In Udine Two years ago and thanks to Identitas, the audience discovered the idiosyncratic talent of Aria Kusumadewa, one of the most interesting and unusual directors of contemporary Indonesian cinema. In that drama having the colors of a grotesque comedy, the director thought about the social and existential condition of those who are so poor or marginalized, also for ethnical reasons, that they do not even have an identity. Merging again different genres and mixing the serious and the humorous, Aria Kusumadewa makes a comeback at the FEFF thanks to the most trenchant political satire performed in Indonesia in the last years; it is both explosive and coarse because it literally focuses as per its title, on the wait of a fart.
Kentut begins with the funny but completely plausible and almost realistic news of an electoral clash among the candidates for the rural district of Kuncup Mekar. The second round clash witnesses the contrast between the favorite couple formed by Patiwa and Ki Orka facing the unsophisticated Jasmera e Delarosa. Patiwa, a candidate of middle-class origin, has polite manners and realistic programs, aims at the development of the territory and local income thanks to incentives for rural production. On the other hand, the outgoing and relentless Jasmera bases his campaign on an excessive populism which invites to “first take the advantage, and then think of the consequences” and, in the name of a frontal attack to hypocrisy, envisages the legalization of gambling and prostitution so that the income linked to such activities can be shared by the community. Delarosa, his side-kick is a popular dangdut singer (the Indonesian folk) and this ensures the votes of her fans and transforms the meetings of Jasmera into singing and dancing convivial shows.
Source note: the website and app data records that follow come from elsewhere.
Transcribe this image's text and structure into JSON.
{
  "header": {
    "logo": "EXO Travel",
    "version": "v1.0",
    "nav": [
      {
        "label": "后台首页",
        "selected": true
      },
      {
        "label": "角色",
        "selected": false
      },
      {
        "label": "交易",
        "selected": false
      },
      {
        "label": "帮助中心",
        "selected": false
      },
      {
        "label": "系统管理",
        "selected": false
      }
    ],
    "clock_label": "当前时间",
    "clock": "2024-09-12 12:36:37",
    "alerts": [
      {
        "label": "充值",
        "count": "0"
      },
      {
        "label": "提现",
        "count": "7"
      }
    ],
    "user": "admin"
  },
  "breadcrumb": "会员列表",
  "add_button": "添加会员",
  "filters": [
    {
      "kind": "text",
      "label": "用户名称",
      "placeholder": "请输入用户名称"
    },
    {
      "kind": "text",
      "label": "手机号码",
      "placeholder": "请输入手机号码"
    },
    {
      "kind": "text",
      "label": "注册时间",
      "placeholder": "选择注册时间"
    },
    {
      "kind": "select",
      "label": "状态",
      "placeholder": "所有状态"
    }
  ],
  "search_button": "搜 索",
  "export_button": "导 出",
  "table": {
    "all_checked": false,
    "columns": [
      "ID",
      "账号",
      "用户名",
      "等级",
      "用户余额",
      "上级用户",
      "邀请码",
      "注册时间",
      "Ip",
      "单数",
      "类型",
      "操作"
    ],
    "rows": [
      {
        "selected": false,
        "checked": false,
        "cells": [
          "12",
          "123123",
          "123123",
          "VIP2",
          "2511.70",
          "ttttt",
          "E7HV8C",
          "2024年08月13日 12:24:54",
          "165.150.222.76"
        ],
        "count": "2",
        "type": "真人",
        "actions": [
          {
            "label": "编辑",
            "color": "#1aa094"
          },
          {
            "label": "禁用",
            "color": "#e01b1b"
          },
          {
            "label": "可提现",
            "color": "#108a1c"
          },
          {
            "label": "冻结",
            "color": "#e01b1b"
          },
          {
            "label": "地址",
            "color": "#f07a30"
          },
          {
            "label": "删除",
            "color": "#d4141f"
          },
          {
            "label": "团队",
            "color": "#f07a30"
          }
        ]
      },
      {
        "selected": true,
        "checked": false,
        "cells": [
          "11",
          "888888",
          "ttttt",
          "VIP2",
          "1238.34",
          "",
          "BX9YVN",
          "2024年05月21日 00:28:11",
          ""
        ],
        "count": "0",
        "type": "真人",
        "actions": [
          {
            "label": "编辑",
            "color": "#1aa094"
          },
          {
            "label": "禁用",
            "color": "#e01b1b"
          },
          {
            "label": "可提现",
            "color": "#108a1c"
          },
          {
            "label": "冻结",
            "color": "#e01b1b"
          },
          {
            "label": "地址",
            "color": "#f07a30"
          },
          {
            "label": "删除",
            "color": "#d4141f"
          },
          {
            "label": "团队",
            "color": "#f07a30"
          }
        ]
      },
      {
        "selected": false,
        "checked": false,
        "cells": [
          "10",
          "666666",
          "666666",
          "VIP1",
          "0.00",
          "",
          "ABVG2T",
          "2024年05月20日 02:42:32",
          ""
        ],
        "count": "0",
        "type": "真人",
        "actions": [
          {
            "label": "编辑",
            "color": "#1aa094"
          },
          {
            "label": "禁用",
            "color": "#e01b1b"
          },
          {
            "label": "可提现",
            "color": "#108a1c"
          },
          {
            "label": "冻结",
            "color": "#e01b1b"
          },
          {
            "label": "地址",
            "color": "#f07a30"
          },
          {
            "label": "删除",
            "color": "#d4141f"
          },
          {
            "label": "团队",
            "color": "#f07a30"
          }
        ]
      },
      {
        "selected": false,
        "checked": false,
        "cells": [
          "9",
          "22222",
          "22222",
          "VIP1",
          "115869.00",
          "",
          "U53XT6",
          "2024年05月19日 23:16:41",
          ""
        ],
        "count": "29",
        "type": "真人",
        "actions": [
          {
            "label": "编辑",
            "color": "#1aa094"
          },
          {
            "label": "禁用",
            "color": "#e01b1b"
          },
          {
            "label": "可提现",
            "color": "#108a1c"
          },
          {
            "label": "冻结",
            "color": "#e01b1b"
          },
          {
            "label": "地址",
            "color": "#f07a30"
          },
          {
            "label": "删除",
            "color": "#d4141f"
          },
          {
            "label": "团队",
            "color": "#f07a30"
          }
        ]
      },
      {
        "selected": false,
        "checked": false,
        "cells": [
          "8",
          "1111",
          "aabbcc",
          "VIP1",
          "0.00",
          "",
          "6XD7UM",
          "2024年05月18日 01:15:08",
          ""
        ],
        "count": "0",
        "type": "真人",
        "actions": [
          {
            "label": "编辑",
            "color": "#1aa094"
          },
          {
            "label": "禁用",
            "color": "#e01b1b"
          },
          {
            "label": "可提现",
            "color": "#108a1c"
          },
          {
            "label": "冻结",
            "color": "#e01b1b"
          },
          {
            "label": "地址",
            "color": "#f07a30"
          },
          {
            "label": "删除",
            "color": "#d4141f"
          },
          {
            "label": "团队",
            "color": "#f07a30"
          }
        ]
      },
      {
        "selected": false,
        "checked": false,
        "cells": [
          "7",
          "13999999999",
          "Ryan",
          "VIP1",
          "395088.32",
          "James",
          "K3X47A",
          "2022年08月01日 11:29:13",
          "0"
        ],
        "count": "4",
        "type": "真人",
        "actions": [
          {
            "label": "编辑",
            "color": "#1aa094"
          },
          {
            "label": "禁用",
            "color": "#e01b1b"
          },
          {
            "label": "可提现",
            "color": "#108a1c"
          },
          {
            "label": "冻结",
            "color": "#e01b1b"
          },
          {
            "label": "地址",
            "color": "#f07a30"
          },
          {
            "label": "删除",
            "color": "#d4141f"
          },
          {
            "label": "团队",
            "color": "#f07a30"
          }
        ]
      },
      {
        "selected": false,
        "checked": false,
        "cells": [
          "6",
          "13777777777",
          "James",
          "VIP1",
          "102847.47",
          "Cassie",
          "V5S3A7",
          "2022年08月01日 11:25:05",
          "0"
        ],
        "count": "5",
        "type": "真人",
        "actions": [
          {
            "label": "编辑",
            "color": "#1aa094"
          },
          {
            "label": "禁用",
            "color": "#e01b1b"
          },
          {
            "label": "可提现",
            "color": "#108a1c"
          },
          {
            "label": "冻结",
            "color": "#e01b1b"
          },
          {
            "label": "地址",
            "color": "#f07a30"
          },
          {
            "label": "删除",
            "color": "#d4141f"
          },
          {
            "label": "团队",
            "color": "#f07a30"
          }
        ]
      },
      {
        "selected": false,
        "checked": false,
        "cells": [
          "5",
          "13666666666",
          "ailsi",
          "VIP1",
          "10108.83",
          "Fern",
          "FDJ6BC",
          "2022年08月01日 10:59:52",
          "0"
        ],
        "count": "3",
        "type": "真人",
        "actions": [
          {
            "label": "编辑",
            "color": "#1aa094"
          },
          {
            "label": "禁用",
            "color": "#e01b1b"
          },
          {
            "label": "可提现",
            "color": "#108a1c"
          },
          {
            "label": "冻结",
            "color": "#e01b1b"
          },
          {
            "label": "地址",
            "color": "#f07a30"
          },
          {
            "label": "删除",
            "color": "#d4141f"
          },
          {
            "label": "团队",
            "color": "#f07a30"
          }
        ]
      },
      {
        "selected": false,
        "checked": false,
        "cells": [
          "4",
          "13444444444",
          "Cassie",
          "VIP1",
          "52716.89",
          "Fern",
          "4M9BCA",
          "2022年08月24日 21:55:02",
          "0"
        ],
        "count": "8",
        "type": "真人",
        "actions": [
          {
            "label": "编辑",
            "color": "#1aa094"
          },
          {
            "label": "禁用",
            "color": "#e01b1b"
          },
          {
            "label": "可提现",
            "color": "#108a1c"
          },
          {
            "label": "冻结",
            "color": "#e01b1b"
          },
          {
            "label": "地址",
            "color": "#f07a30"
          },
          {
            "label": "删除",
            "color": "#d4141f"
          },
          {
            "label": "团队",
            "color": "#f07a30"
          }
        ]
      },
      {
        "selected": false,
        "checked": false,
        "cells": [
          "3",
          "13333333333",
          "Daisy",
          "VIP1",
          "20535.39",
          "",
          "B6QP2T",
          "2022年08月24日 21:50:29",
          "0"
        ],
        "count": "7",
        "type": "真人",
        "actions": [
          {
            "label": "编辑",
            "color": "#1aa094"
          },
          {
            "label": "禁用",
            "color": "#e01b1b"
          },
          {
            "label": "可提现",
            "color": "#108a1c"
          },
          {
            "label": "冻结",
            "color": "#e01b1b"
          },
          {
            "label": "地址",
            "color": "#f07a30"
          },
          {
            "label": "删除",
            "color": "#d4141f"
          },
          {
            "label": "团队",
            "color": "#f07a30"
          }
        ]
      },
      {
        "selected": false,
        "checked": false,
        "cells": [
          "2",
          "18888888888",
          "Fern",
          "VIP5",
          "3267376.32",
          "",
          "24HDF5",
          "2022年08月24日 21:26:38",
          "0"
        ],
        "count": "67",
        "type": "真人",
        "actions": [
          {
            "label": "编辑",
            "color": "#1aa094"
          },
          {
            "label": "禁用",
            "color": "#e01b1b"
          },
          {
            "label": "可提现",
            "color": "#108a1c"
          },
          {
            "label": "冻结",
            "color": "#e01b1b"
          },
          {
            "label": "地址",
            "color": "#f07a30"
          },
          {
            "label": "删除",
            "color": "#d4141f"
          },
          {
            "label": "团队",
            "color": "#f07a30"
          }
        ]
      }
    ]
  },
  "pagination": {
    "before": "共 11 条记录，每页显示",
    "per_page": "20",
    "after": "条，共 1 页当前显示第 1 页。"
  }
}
After a heated TV face-to-face, Patiwa falls victim of an attack; she has a wound in her shoulder, but she is immediately brought to hospital. The bullet is excised, but doctors are waiting for her farts to consider her well again and fit to continue the electoral campaign.
From this time onwards, Kentut takes the most unexpected turns. What was outlined as a consistent political satire now splits into the fragments of an untidy, though exuberant and thriving, contradictory mosaic which seems to return -as far as possible- a composite image of the different aspects of community living in Indonesia. Again, Aria Kusumadewa (who wittily portrays himself as a little monkey called Aria, being the witness of the events) introduces the audience in the world of hospitals through a detailed single take as happened in Identitas. All this reminds us of the serious denunciation of carelessness and corruption of health institutions in the movie; however, we also witness an obvious farce of the role which several religions of the country have in the social fabric as well as in politics. As occurred in Identitas, Aria Kusumadewa does not forget to give space to a series of portraits of ordinary people, always swinging between drama and comedy.
Another difficult portrait of a messy, difficult and tormented country -though full of dynamism and humanity- emerges from this eventful labyrinth of situations, registers and characters.
Passionate and original poet of contemporary Indonesia, in Kentut Aria has a lot of fun when he uses his producer and partner Deddy Mizwar in a witty counter-casting. So beloved in his country thanks to his parts as an everyday hero, defender of traditional values and producer of movies rich in sound moral and religious values, Deddy Mizwar unforgettably overacts in the wholly not mono-dimensional role of the kindly satanic Jasmera. A shifty character who is the symbol of a movie which is not easy to classify and which cannot leave the audience unmoved.